How the U.S. Navy Is Waging War on ISIS

July 22, 2017 Topic: Security Blog Brand: The Buzz Tags: NavyISISMilitaryTechnologyWorldU.S.U.S. Navy

How the U.S. Navy Is Waging War on ISIS

From aircraft carriers. 

“We operate in close proximity to the Russian forces out here, and you can do that, you can operate close to each other if you’re a professional force, a professional military,” Whitesell, the Carrier Strike Group Two commander, said. “And it’s been safe and professional up until now with these guys. And I don’t think it’s going to change at all.”

“There’s always the standard thing of poking a bear that doesn’t need to be poked, right?” Rogers, the F/A-18 pilot, said. “So, in that respect, we’ll fly nice and professional profiles. And they as well, fly safe and professional profiles. So, as a pilot that’s my primary deconfliction means, and anything else I kind of leave over to people with more rank on their shoulders than me. The best I can do is be safe and professional in my operating environment. And as long as they do the same, then we’re deconflicted.”

U.S. military personnel look at these encounters as a valuable chance to get real-world experience interacting with Russian forces, which U.S. forces usually have to simulate in training.

“It’s like going to school,” McCall said. “We can do a lot of training at home, a lot of that is academic, but getting the opportunity to go out and interact with essentially a near peer I think is something that is beneficial to our aircrews. I think it’s something that will stick with them for a long time. But again, because those interactions have been what I would deem professional, I don’t think any of our aircrew are overanxious about them or [it’s] something that really gets the blood pumping too much.”

Personnel aboard the George H.W. Bush said the Russians have not hindered or interfered with U.S. combat operations in support of Operation Inherent Resolve on their current deployment. But the Americans clearly don’t want to give the Russians any advantages. The two sides tolerate each other, but also watch each other closely.

“We’ve had a number of different Russian ships that transit through the area, but notably, we’ve had a couple of their top-line frigates that have been with us consistently for a period of time,” Nicholson told The Daily Signal.

“In addition to those frigates, they’ve had one of their top-line diesel submarines that’s been operating in the area,” Nicholson said. “And then they have had a couple of, at various times, some of their intelligence collection ships in the area as well, too.
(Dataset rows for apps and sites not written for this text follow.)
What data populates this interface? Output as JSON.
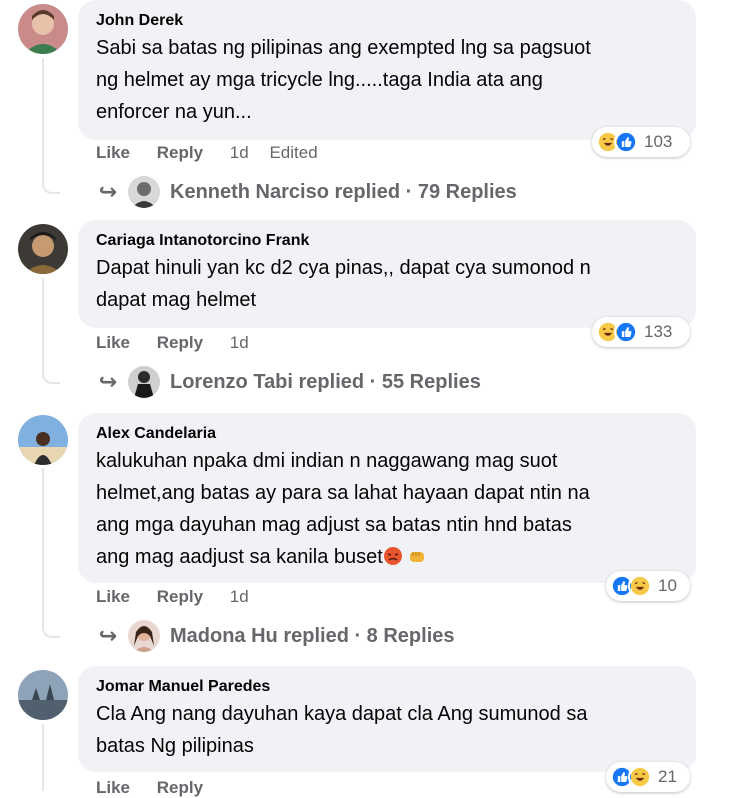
{
  "comments": [
    {
      "author": "John Derek",
      "lines": [
        "Sabi sa batas ng pilipinas ang exempted lng sa pagsuot",
        "ng helmet ay mga tricycle lng.....taga India ata ang",
        "enforcer na yun..."
      ],
      "like": "Like",
      "reply": "Reply",
      "time": "1d",
      "edited": "Edited",
      "reaction_count": "103",
      "reply_summary": "Kenneth Narciso replied · 79 Replies"
    },
    {
      "author": "Cariaga Intanotorcino Frank",
      "lines": [
        "Dapat hinuli yan kc d2 cya pinas,, dapat cya sumonod n",
        "dapat mag helmet"
      ],
      "like": "Like",
      "reply": "Reply",
      "time": "1d",
      "reaction_count": "133",
      "reply_summary": "Lorenzo Tabi replied · 55 Replies"
    },
    {
      "author": "Alex Candelaria",
      "lines": [
        "kalukuhan npaka dmi indian n naggawang mag suot",
        "helmet,ang batas ay para sa lahat hayaan dapat ntin na",
        "ang mga dayuhan mag adjust sa batas ntin hnd batas",
        "ang mag aadjust sa kanila buset"
      ],
      "like": "Like",
      "reply": "Reply",
      "time": "1d",
      "reaction_count": "10",
      "reply_summary": "Madona Hu replied · 8 Replies"
    },
    {
      "author": "Jomar Manuel Paredes",
      "lines": [
        "Cla Ang nang dayuhan kaya dapat cla Ang sumunod sa",
        "batas Ng pilipinas"
      ],
      "like": "Like",
      "reply": "Reply",
      "reaction_count": "21"
    }
  ],
  "colors": {
    "bubble": "#f0f2f5",
    "meta_text": "#65676b",
    "like_blue": "#1877f2",
    "haha_yellow": "#f7c948"
  },
  "icons": [
    "haha-reaction-icon",
    "like-reaction-icon",
    "reply-arrow-icon",
    "angry-emoji-icon",
    "fist-emoji-icon"
  ]
}
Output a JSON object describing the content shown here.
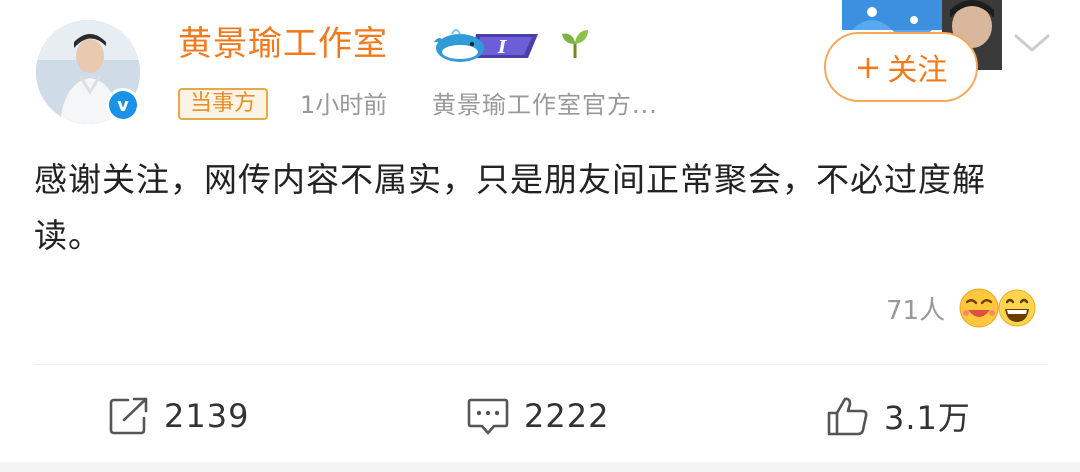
{
  "post": {
    "username": "黄景瑜工作室",
    "tag": "当事方",
    "time": "1小时前",
    "source": "黄景瑜工作室官方...",
    "follow_label": "关注",
    "content": "感谢关注，网传内容不属实，只是朋友间正常聚会，不必过度解读。",
    "reaction_count": "71人"
  },
  "actions": {
    "repost": "2139",
    "comment": "2222",
    "like": "3.1万"
  },
  "colors": {
    "accent": "#f07a1d",
    "verified": "#1a92e8",
    "secondary_text": "#999999"
  },
  "icons": [
    "verified-icon",
    "whale-badge-icon",
    "sprout-icon",
    "chevron-down-icon",
    "repost-icon",
    "comment-icon",
    "like-icon",
    "laugh-emoji-icon",
    "grin-emoji-icon"
  ]
}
Sometimes, these ships just transit through. Sometimes, we find that those ships will gravitate toward where the carrier strike group is and stay with us over time.”

It is, in many ways, a return to a Cold War back and forth between U.S. and Russian forces, in which both sides know the limits of what their counterparts will tolerate. A shared understanding that with military forces operating in such close vicinity to each other, interactions are unavoidable—as is the temptation to snoop on how the other side does business.

“We’re not at hostilities with the Russians right now, so it is open free water,” Nicholson said. “I think that any time ships are out amongst each other you obviously do observations of the ones you wanna do some sort of collection on, whether it’s visual, electronic, or what not. We maneuver, they maneuver. We try to stay out of each other’s way as best we can.”

Line in the Sand

On June 18, a U.S. Navy F/A-18 Super Hornet shot down a Syrian Su-22 that was attacking Syrian Democratic Forces troops, a U.S. partner force on the ground. It was the first U.S. military air-to-air kill in 18 years.

“There’s a heightened sense of awareness now,” Bacon said, referring to how the shootdown affected U.S. Navy combat operations over Syria. “We re-evaluated our tactics and how we are operating. We’ve got our line in the sand, and we stick to it.”

On April 6, the U.S. military launched a barrage of 59 Tomahawk cruise missiles at a Syrian air base. The facility, jointly used by Russian forces, was the launch point for a chemical weapons attack on April 4 that killed about 80 people, including children, U.S. officials said. The U.S. has since vowed to strike the Syrian regime if it uses chemical weapons again.

Navy commanders aboard the USS George H.W. Bush are confident the carrier strike group could rebuff any retaliatory strike by the Syrian regime. Syria has coastal defense missiles, but they can be avoided by staying outside their range, or with countermeasures, the commanders said.

“If we’re inside of a particular weapon’s range, we have to be on a little bit more of an alert. But we’re prepared for all of those threats,” Nicholson, the Destroyer Squadron 22 commodore, said. “We’ll operate where we need to operate. It doesn’t matter if there’s a particular threat or not. We can handle those threats.”

This first appeared in The Daily Signal here.

Image Credit: Reuters.